◆ **Exercise description**:
Look through the material below and copy every line containing the word "ricorso".

※

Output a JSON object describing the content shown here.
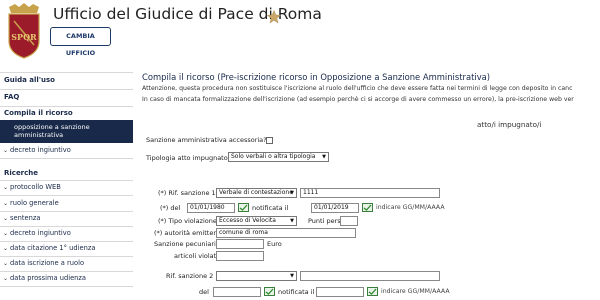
{
  "header": {
    "title": "Ufficio del Giudice di Pace di Roma",
    "logo_text": "SPQR",
    "change_office_label": "CAMBIA UFFICIO"
  },
  "sidebar": {
    "guida": "Guida all'uso",
    "faq": "FAQ",
    "compila": "Compila il ricorso",
    "active_item": "opposizione a sanzione amministrativa",
    "decreto": "decreto ingiuntivo",
    "ricerche": "Ricerche",
    "search_items": [
      "protocollo WEB",
      "ruolo generale",
      "sentenza",
      "decreto ingiuntivo",
      "data citazione 1° udienza",
      "data iscrizione a ruolo",
      "data prossima udienza"
    ]
  },
  "main": {
    "title": "Compila il ricorso (Pre-iscrizione ricorso in Opposizione a Sanzione Amministrativa)",
    "notice_line1": "Attenzione, questa procedura non sostituisce l'iscrizione al ruolo dell'ufficio che deve essere fatta nei termini di legge con deposito in canc",
    "notice_line2": "In caso di mancata formalizzazione dell'iscrizione (ad esempio perchè ci si accorge di avere commesso un errore), la pre-iscrizione web ver",
    "atto_impugnato": "atto/i impugnato/i",
    "sanzione_accessoria_label": "Sanzione amministrativa accessoria?",
    "tipologia_label": "Tipologia atto impugnato",
    "tipologia_value": "Solo verbali o altra tipologia",
    "rif_sanzione_1_label": "(*) Rif. sanzione 1",
    "rif_sanzione_1_type": "Verbale di contestazione",
    "rif_sanzione_1_number": "1111",
    "del_label_1": "(*) del",
    "del_value_1": "01/01/1980",
    "notificata_label_1": "notificata il",
    "notificata_value_1": "01/01/2019",
    "indicare_1": "indicare GG/MM/AAAA",
    "tipo_violazione_label": "(*) Tipo violazione",
    "tipo_violazione_value": "Eccesso di Velocita",
    "punti_persi_label": "Punti persi",
    "autorita_label": "(*) autorità emittente",
    "autorita_value": "comune di roma",
    "sanzione_pecuniaria_label": "Sanzione pecuniaria",
    "euro_label": "Euro",
    "articoli_label": "articoli violati",
    "rif_sanzione_2_label": "Rif. sanzione 2",
    "del_label_2": "del",
    "notificata_label_2": "notificata il",
    "indicare_2": "indicare GG/MM/AAAA"
  },
  "colors": {
    "navy": "#18294a",
    "logo_red": "#9b1b2a",
    "gold": "#c8a24a"
  }
}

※

◆ **Solution to this problem**:
    "compila": "Compila il ricorso",
    "title": "Compila il ricorso (Pre-iscrizione ricorso in Opposizione a Sanzione Amministrativa)",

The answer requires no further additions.